5 ways to determine the value of an artwork
1. The artist
When determining value we would look at the artist’s career, how long they have been a practicing artist, whether or not they have a large body of work, determine what it is that they are trying to draw our attention to and if they are succeeding at grabbing our attention and changing our view. Artists today have a much larger reach, they have websites, social media followers and at the same time there is also much more competition as artists now are competing on a worldwide scale.
So when looking at an artist consider where they are in their career, look at their CV and Bio, work out if they are an emerging, mid-career or established artist. An emerging artist is generally seen as an artist within the first five years of their career; a mid-career artist is when the artist is represented by one or more galleries, locally and internationally, they have had several solo and group exhibitions, and have created a significant body of work. Mid career artists would have had numerous exhibitions, been finalists or winners of several art prizes and been in regional exhibitions; established artists are artists who are at a mature stage of their career, they are nationally and internationally recognized not only for their work but also their contribution to art. They have produced extensive bodies of work, have shown in museums, regional galleries and are represented internationally by several galleries.
The artist Bio and CV will give you a good indication of the span of their artistic career. There you will be able to find how long they have been an artist for, where they graduated from, how many solo or group exhibitions they have had and if they are in any major collections.
2. The artwork
When determining the value of an artwork look at it’s size, medium, it’s message, whether it has any art-historical significance, and whether it is an edition. The cost of the material used for the work does not normally influence the price of the work unless it is an installation or sculptural work with high material costs like bronze.
When an artist produces multiple editions of an artwork it will affect the price of the work. Normally the first few editions will be less than later editions because the sale of the earlier works increases the demand for the artist’s work and therein value.
3. The gallery and their standing
A good art dealer and gallery can have a big effect on an artist’s reputation and the value of their work. The more respected the gallery and their curatorial opinion the better the artist they will represent and the more valuable the artist’s work. This will also influence the career of the emerging artist even if the work is not highly priced; if they show with a respected gallery and in the company of respected artists the chances are the artist is a good investment. The dealer will also often decide who gets to buy an artwork, the first priority would be to sell the work to a public institution. The public institutions often do not have the funding of the private sector so the work will be sold to them at a reduced rate but as we mentioned above it is good for everyone, for the gallery, artist and collector if the artist’s work is included in a public institution. The dealer will often vet the buyers especially if an artist is established and there is a high demand for their work. They don’t want the work to be bought by speculators or art “flippers” who buy the art and soon after place it for sale on the secondary market, at auction, it is not good for the provenance of the work. The galleries therefore have a huge effect on the reputation of the artist and it is their “job” to build and manage the career of the artists.
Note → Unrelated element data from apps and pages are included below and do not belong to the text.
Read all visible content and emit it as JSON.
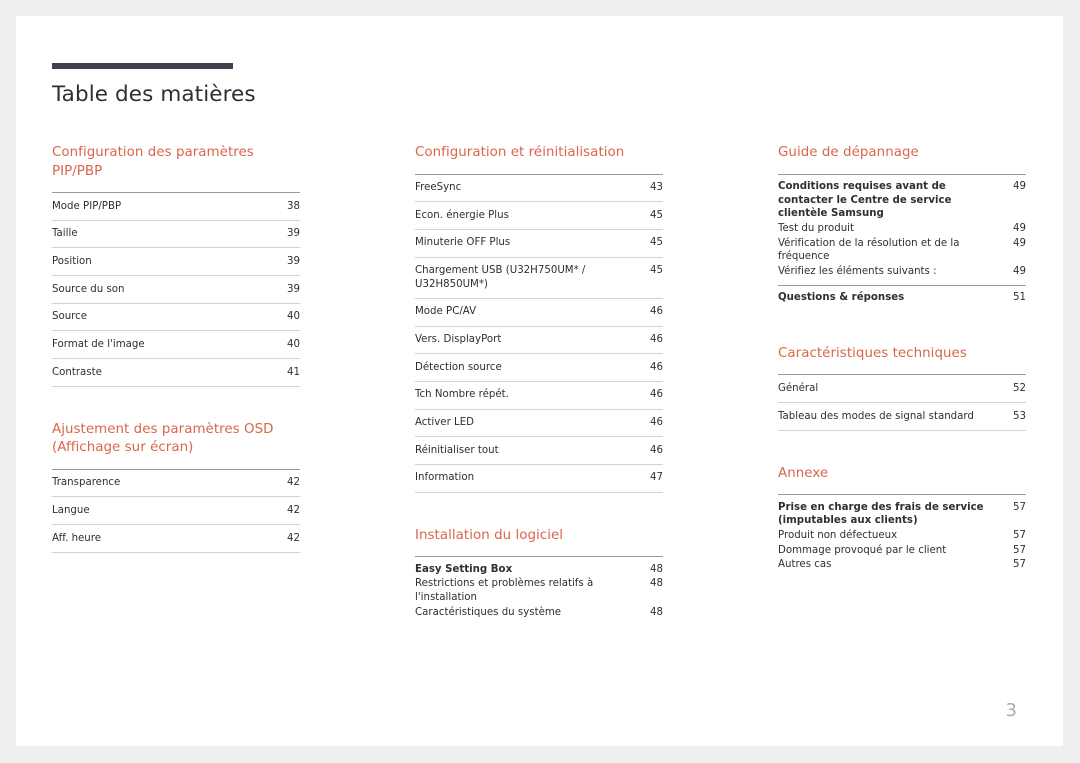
{
  "document": {
    "title": "Table des matières",
    "page_number": "3",
    "accent_color": "#d9664b",
    "rule_color": "#42424f",
    "text_color": "#2e2e36",
    "page_number_color": "#a9adb3",
    "background_color": "#efefef",
    "page_color": "#ffffff"
  },
  "columns": [
    {
      "sections": [
        {
          "heading": "Configuration des paramètres PIP/PBP",
          "entries": [
            {
              "label": "Mode PIP/PBP",
              "page": "38",
              "level": "main"
            },
            {
              "label": "Taille",
              "page": "39",
              "level": "main"
            },
            {
              "label": "Position",
              "page": "39",
              "level": "main"
            },
            {
              "label": "Source du son",
              "page": "39",
              "level": "main"
            },
            {
              "label": "Source",
              "page": "40",
              "level": "main"
            },
            {
              "label": "Format de l'image",
              "page": "40",
              "level": "main"
            },
            {
              "label": "Contraste",
              "page": "41",
              "level": "main"
            }
          ]
        },
        {
          "heading": "Ajustement des paramètres OSD (Affichage sur écran)",
          "entries": [
            {
              "label": "Transparence",
              "page": "42",
              "level": "main"
            },
            {
              "label": "Langue",
              "page": "42",
              "level": "main"
            },
            {
              "label": "Aff. heure",
              "page": "42",
              "level": "main"
            }
          ]
        }
      ]
    },
    {
      "sections": [
        {
          "heading": "Configuration et réinitialisation",
          "entries": [
            {
              "label": "FreeSync",
              "page": "43",
              "level": "main"
            },
            {
              "label": "Econ. énergie Plus",
              "page": "45",
              "level": "main"
            },
            {
              "label": "Minuterie OFF Plus",
              "page": "45",
              "level": "main"
            },
            {
              "label": "Chargement USB (U32H750UM* / U32H850UM*)",
              "page": "45",
              "level": "main"
            },
            {
              "label": "Mode PC/AV",
              "page": "46",
              "level": "main"
            },
            {
              "label": "Vers. DisplayPort",
              "page": "46",
              "level": "main"
            },
            {
              "label": "Détection source",
              "page": "46",
              "level": "main"
            },
            {
              "label": "Tch Nombre répét.",
              "page": "46",
              "level": "main"
            },
            {
              "label": "Activer LED",
              "page": "46",
              "level": "main"
            },
            {
              "label": "Réinitialiser tout",
              "page": "46",
              "level": "main"
            },
            {
              "label": "Information",
              "page": "47",
              "level": "main"
            }
          ]
        },
        {
          "heading": "Installation du logiciel",
          "groups": [
            {
              "rule_after": false,
              "entries": [
                {
                  "label": "Easy Setting Box",
                  "page": "48",
                  "bold": true
                },
                {
                  "label": "Restrictions et problèmes relatifs à l'installation",
                  "page": "48",
                  "bold": false
                },
                {
                  "label": "Caractéristiques du système",
                  "page": "48",
                  "bold": false
                }
              ]
            }
          ]
        }
      ]
    },
    {
      "sections": [
        {
          "heading": "Guide de dépannage",
          "groups": [
            {
              "rule_after": true,
              "entries": [
                {
                  "label": "Conditions requises avant de contacter le Centre de service clientèle Samsung",
                  "page": "49",
                  "bold": true
                },
                {
                  "label": "Test du produit",
                  "page": "49",
                  "bold": false
                },
                {
                  "label": "Vérification de la résolution et de la fréquence",
                  "page": "49",
                  "bold": false
                },
                {
                  "label": "Vérifiez les éléments suivants :",
                  "page": "49",
                  "bold": false
                }
              ]
            },
            {
              "rule_after": false,
              "entries": [
                {
                  "label": "Questions & réponses",
                  "page": "51",
                  "bold": true
                }
              ]
            }
          ]
        },
        {
          "heading": "Caractéristiques techniques",
          "entries": [
            {
              "label": "Général",
              "page": "52",
              "level": "main"
            },
            {
              "label": "Tableau des modes de signal standard",
              "page": "53",
              "level": "main"
            }
          ]
        },
        {
          "heading": "Annexe",
          "groups": [
            {
              "rule_after": false,
              "entries": [
                {
                  "label": "Prise en charge des frais de service (imputables aux clients)",
                  "page": "57",
                  "bold": true
                },
                {
                  "label": "Produit non défectueux",
                  "page": "57",
                  "bold": false
                },
                {
                  "label": "Dommage provoqué par le client",
                  "page": "57",
                  "bold": false
                },
                {
                  "label": "Autres cas",
                  "page": "57",
                  "bold": false
                }
              ]
            }
          ]
        }
      ]
    }
  ]
}
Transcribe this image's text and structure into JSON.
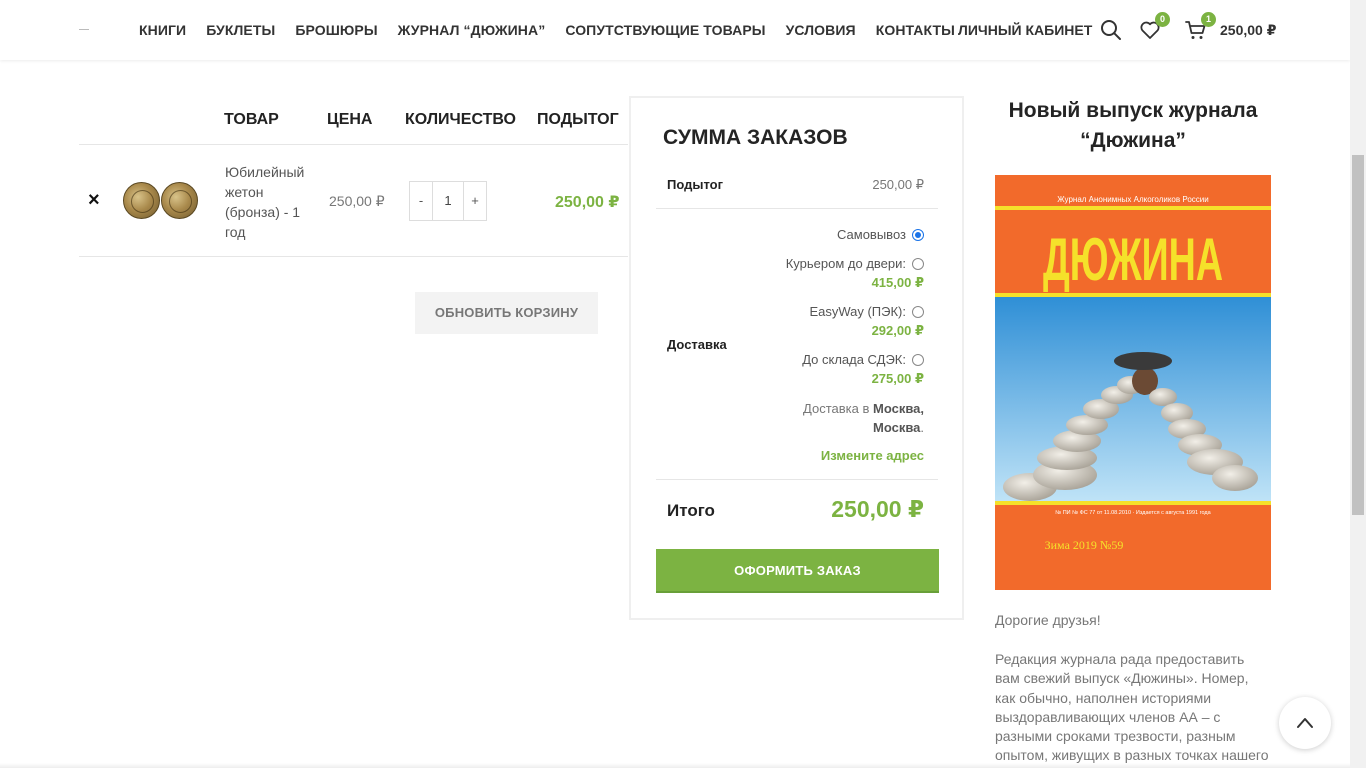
{
  "header": {
    "nav": [
      "КНИГИ",
      "БУКЛЕТЫ",
      "БРОШЮРЫ",
      "ЖУРНАЛ “ДЮЖИНА”",
      "СОПУТСТВУЮЩИЕ ТОВАРЫ",
      "УСЛОВИЯ",
      "КОНТАКТЫ"
    ],
    "account": "ЛИЧНЫЙ КАБИНЕТ",
    "wishlist_count": "0",
    "cart_count": "1",
    "cart_total": "250,00 ₽"
  },
  "cart": {
    "columns": {
      "product": "ТОВАР",
      "price": "ЦЕНА",
      "quantity": "КОЛИЧЕСТВО",
      "subtotal": "ПОДЫТОГ"
    },
    "items": [
      {
        "remove": "×",
        "name": "Юбилейный жетон (бронза) - 1 год",
        "price": "250,00 ₽",
        "quantity": "1",
        "minus": "-",
        "plus": "+",
        "subtotal": "250,00 ₽"
      }
    ],
    "update_button": "ОБНОВИТЬ КОРЗИНУ"
  },
  "summary": {
    "title": "СУММА ЗАКАЗОВ",
    "subtotal_label": "Подытог",
    "subtotal_value": "250,00 ₽",
    "shipping_label": "Доставка",
    "shipping_options": [
      {
        "label": "Самовывоз",
        "price": "",
        "checked": true
      },
      {
        "label": "Курьером до двери:",
        "price": "415,00 ₽",
        "checked": false
      },
      {
        "label": "EasyWay (ПЭК):",
        "price": "292,00 ₽",
        "checked": false
      },
      {
        "label": "До склада СДЭК:",
        "price": "275,00 ₽",
        "checked": false
      }
    ],
    "destination_prefix": "Доставка в",
    "destination_city": "Москва,",
    "destination_region": "Москва",
    "destination_suffix": ".",
    "change_address": "Измените адрес",
    "total_label": "Итого",
    "total_value": "250,00 ₽",
    "checkout_button": "ОФОРМИТЬ ЗАКАЗ"
  },
  "sidebar": {
    "title": "Новый выпуск журнала “Дюжина”",
    "cover": {
      "top_line": "Журнал Анонимных Алкоголиков России",
      "masthead": "ДЮЖИНА",
      "registration": "№ ПИ № ФС 77 от 11.08.2010 · Издается с августа 1991 года",
      "issue": "Зима 2019  №59"
    },
    "greeting": "Дорогие друзья!",
    "body": "Редакция журнала рада предоставить вам свежий выпуск «Дюжины». Номер, как обычно, наполнен историями выздоравливающих членов АА – с разными сроками трезвости, разным опытом, живущих в разных точках нашего"
  },
  "colors": {
    "accent": "#7cb342",
    "cover_orange": "#f26a2b",
    "cover_yellow": "#f5e12a"
  }
}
4. The Collectors, Curators, Museums, Institutions, biennales and other non-commercial exhibitions.
Museums are still considered the gatekeepers of the art world. The role of the curators are to constantly look for artists and artworks that are current and reflect society at this time, their role is to identify what will become historically significant and preserve what is culturally important. The artworks we see in museums today have been carefully considered at galleries, art fairs, sales, private views and favourable critics and writers. The curators have almost taken over the role of the critics, as they have a tremendous influence on an artist’s career in positioning them in highly regarded exhibitions like Venice Biennale or Documenta in Kassel, Germany. Similarly to curators, collectors have a significant influence in raising the value of an artist’s work. Positioning an artist in their private collection in turn brings them wider recognition and a position of status.
5. The Secondary Art Market
When determining the value of an artwork from an established artist the secondary art market is another factor to consider. An established artist will be at a stage in their career where their artworks are already well in circulation of the secondary art market. With established artists there is a higher demand for their work, they have built a large following and their works have a rich provenance making their work a valuable consignment for auction houses. If there is an established artist you follow it is always worth having a look at what the value of their work is on the secondary market, particularly if you have an artwork from that artist and wanted some insight into it’s value at a later stage.